Comments: More Yezidis

It is quite curious that a religious order would try to cast itself as being older than it appears.

I've been told that Mohammed actually tried that, by claiming various Jewish patriarchs/prophets/teachers (including Jesus) as predecessors. But that gave people room to compare their teachings with his, so he claimed that their true meaning had been "lost" or "corrupted".

I was also under the impression that Joseph Smith claimed similar things about Christianity when he wrote the Book of Mormon.

In short, it's not unknown for the authors of a new religion to claim ancient heritage.

Now, does that apply to the Yezidis?

Posted by steve h at November 18, 2004 10:58 AM

Just one more thought with respect to thoughts about Satan.

The name "Satan" (literally, 'accuser') occurs first in the book of Job. He stands before God to accuse God of favoritism, and Job of craven self-service. (One of the minor prophets refers to Satan doing similar things to a high priest, if I rmember right.)

It is hard to assign Job an age any younger than Genesis, if only for the obvious reason that Job relates to God in the same way that Abraham, Isaac, and Jacob did. Job shows no evidence of the law of Moses, yet was accepted as canonical by the rabbis... So it appears that the name of Satan and the concept of a separate being among the angels ("Sons of God") who likes to challenge God's nature was present in some form among those who recorded the story of Job.

There are several references to God sending tormenting spirits and other evil influences (the 10 Plagues in Exodus, the dementia of Saul, David taking a census and the plague that results, etc.). With the exception of the Plagues, most of these references are limited to the books of 1,2 Samuel and 1,2 Kings.

So, did the idea of Satan (or evil in general) as an aspect of God exist from the beginning, or was it ported in for a time from other sources? Even more, if some evil was attributed to God, was it at His allowance, because He appeared to make use of it, or because some people thought He had a "dark side"?

Satan (and the devil, or devils) get more direct mentions in the New Testament than in the Old. Jesus refers to Satan "sifting" Peter, causing reminiscence of Satan's test of Job. Enemies known as "antichrists" are also referenced, though the referecnes are vague. Various beasts, powerful spirits, and other evils are mentioned in the Revelation.

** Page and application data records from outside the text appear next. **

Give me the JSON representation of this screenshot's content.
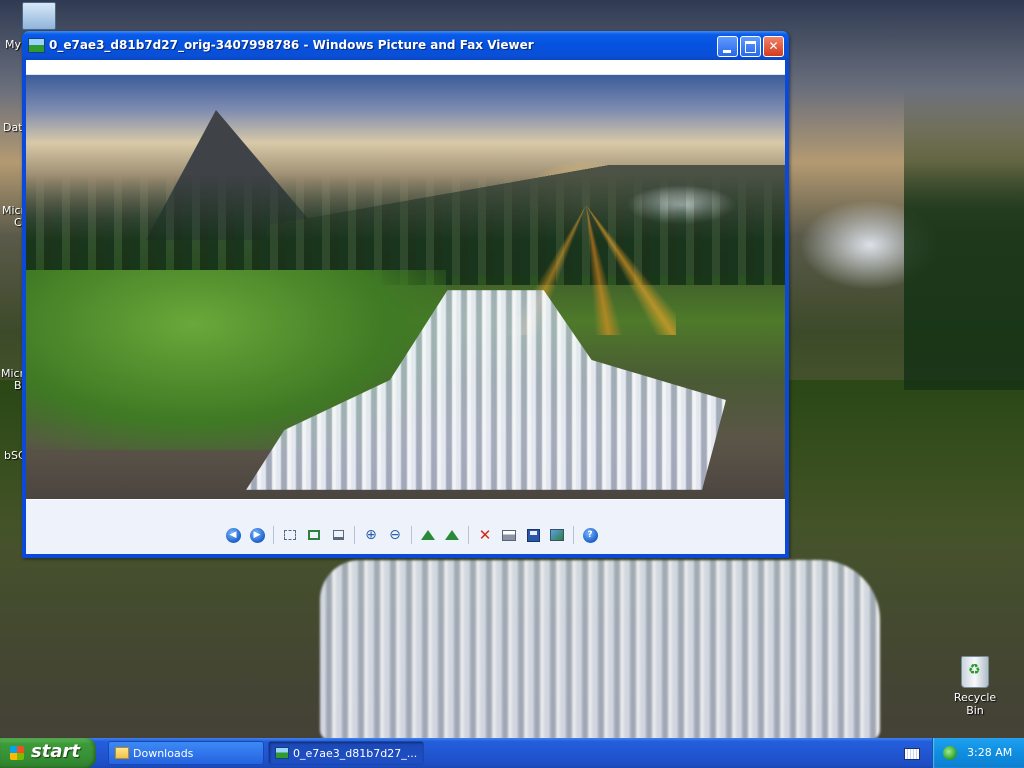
{
  "desktop": {
    "icons": {
      "my_computer_label": "My",
      "icon2_label": "Dat",
      "icon3_label": "Micr",
      "icon3b_label": "C",
      "icon4_label": "Micro",
      "icon4b_label": "B",
      "icon5_label": "bSC",
      "recycle_bin_label": "Recycle Bin"
    }
  },
  "window": {
    "title": "0_e7ae3_d81b7d27_orig-3407998786 - Windows Picture and Fax Viewer",
    "app_icon": "picture-viewer-icon",
    "controls": [
      "minimize-icon",
      "maximize-icon",
      "close-icon"
    ]
  },
  "toolbar": {
    "buttons": [
      {
        "icon": "previous-image-icon",
        "glyph": "⏮"
      },
      {
        "icon": "next-image-icon",
        "glyph": "⏭"
      },
      {
        "icon": "best-fit-icon"
      },
      {
        "icon": "actual-size-icon"
      },
      {
        "icon": "slideshow-icon"
      },
      {
        "icon": "zoom-in-icon",
        "glyph": "🔍"
      },
      {
        "icon": "zoom-out-icon",
        "glyph": "🔍"
      },
      {
        "icon": "rotate-clockwise-icon"
      },
      {
        "icon": "rotate-counterclockwise-icon"
      },
      {
        "icon": "delete-icon",
        "glyph": "✕"
      },
      {
        "icon": "print-icon"
      },
      {
        "icon": "save-icon"
      },
      {
        "icon": "edit-image-icon"
      },
      {
        "icon": "help-icon",
        "glyph": "?"
      }
    ]
  },
  "taskbar": {
    "start_label": "start",
    "tasks": [
      {
        "label": "Downloads",
        "icon": "folder-icon"
      },
      {
        "label": "0_e7ae3_d81b7d27_...",
        "icon": "picture-viewer-icon"
      }
    ],
    "tray": {
      "clock": "3:28 AM",
      "icons": [
        "keyboard-layout-icon",
        "network-icon"
      ]
    }
  }
}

This panoply of evil powers can be resolved into a hierarchy of evil, allowed for a time by God. Or they could actually be a loose confederation of rebel spirits, referred to by the name of the most vocal/powerful among them. Which leads us back to Satan, who is apparently the most vocal or visible such spiritual rebel in Christian thought.

Is this a case of me reading canon too much, and not reading enough period commentary by rabbis and bishops? Or is this a case of scholars who are too familiar with the popular understanding of Satan in modern Christian circles to study the roots of the idea carefully?

I do confess to zero knowledge about Zoroaster and his teachings. I would enjoy knowing more about that.

Posted by steve h at November 18, 2004 11:31 AM


Wow -- a lot of ground to cover. First, regarding the Yezidis, I don't really know one way or the other whether their theology is closer to Zoroastrian or is instead a syncretic religion with an Islamic core and elements borrowed from other faiths.

Zoroastrians survive to this day (Freddie Mercury, the lead singer of Queen, was one, at least by birth); this site has some useful information about them. I really don't know enough about Yezidism (or Zorastrianism, for that matter) to come to a conclusion one way or the other.

Regarding Satan: There's an excellent, brief discussion of the development of ideas about Satan from the Old Testament through the middle ages in Norman Cohn's book Europe's Inner Demons that's well worth reading. Elaine Pagels wrote a book on the subject, and I read it, but it didn't make much of an impression.

Cohn notes the changing attitude towards Satan's identity and potency: In 2 Samuel, it's God who makes David take the census which results in the plague; in Chronicles, which was written much later, it's Satan who tempts David; the idea of God leading someone to sin was no longer palatable. Then there's the era of the apocrypha, when authors of the Book of Enoch and Jubilee and what not developed complicated demonologies, including the notion that a tenth of the angels had rebelled against God and been driven to earth. That's about the same time that Christianity came on the scene, and some of the ideas from the apocryphal books were adopted by the early Church fathers. They believed, however, that anyone who believed in Christ was bulletproof demonwise; by the time you get to the Middle Ages, you monks writing books about how we're beset with demons, and would perish completely were it not for the grace of God.

A long complicated history.

The Zoroastrian contribution may be the personification of the devil -- this is a vast oversimplification, but I believe Zoroastrians believe in a deity and a devil who are evenly matched; who will triumph depends upon men choosing good over evil.

The theory is that Satan as a being independent of God was borrowed from the Zoroastrians...

Posted by Bill at November 18, 2004 09:36 PM